PROMPT ::
Give all the data again exactly.

App and web page records ::
============================================================

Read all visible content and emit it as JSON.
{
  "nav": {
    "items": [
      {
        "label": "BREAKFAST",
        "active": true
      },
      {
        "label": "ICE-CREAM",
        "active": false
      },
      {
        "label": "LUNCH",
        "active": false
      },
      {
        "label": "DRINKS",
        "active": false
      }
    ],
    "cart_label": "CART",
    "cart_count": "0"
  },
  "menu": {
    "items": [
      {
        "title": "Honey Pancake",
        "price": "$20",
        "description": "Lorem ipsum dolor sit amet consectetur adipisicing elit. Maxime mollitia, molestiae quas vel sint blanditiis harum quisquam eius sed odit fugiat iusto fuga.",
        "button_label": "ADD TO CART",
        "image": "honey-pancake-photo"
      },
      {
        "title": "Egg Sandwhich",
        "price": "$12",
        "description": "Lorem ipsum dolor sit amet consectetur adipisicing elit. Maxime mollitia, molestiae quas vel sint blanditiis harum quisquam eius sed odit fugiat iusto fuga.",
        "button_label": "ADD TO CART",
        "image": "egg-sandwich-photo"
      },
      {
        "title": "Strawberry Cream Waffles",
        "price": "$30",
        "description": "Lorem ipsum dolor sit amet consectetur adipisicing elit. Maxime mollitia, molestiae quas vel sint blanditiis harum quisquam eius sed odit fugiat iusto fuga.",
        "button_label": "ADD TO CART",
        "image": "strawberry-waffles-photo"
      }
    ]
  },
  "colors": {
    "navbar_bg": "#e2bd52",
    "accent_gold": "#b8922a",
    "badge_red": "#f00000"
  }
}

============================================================

ANSWER BELOW ::
Read all visible content and emit it as JSON.
{
  "nav": {
    "items": [
      {
        "label": "BREAKFAST",
        "active": true
      },
      {
        "label": "ICE-CREAM",
        "active": false
      },
      {
        "label": "LUNCH",
        "active": false
      },
      {
        "label": "DRINKS",
        "active": false
      }
    ],
    "cart_label": "CART",
    "cart_count": "0"
  },
  "menu": {
    "items": [
      {
        "title": "Honey Pancake",
        "price": "$20",
        "description": "Lorem ipsum dolor sit amet consectetur adipisicing elit. Maxime mollitia, molestiae quas vel sint blanditiis harum quisquam eius sed odit fugiat iusto fuga.",
        "button_label": "ADD TO CART",
        "image": "honey-pancake-photo"
      },
      {
        "title": "Egg Sandwhich",
        "price": "$12",
        "description": "Lorem ipsum dolor sit amet consectetur adipisicing elit. Maxime mollitia, molestiae quas vel sint blanditiis harum quisquam eius sed odit fugiat iusto fuga.",
        "button_label": "ADD TO CART",
        "image": "egg-sandwich-photo"
      },
      {
        "title": "Strawberry Cream Waffles",
        "price": "$30",
        "description": "Lorem ipsum dolor sit amet consectetur adipisicing elit. Maxime mollitia, molestiae quas vel sint blanditiis harum quisquam eius sed odit fugiat iusto fuga.",
        "button_label": "ADD TO CART",
        "image": "strawberry-waffles-photo"
      }
    ]
  },
  "colors": {
    "navbar_bg": "#e2bd52",
    "accent_gold": "#b8922a",
    "badge_red": "#f00000"
  }
}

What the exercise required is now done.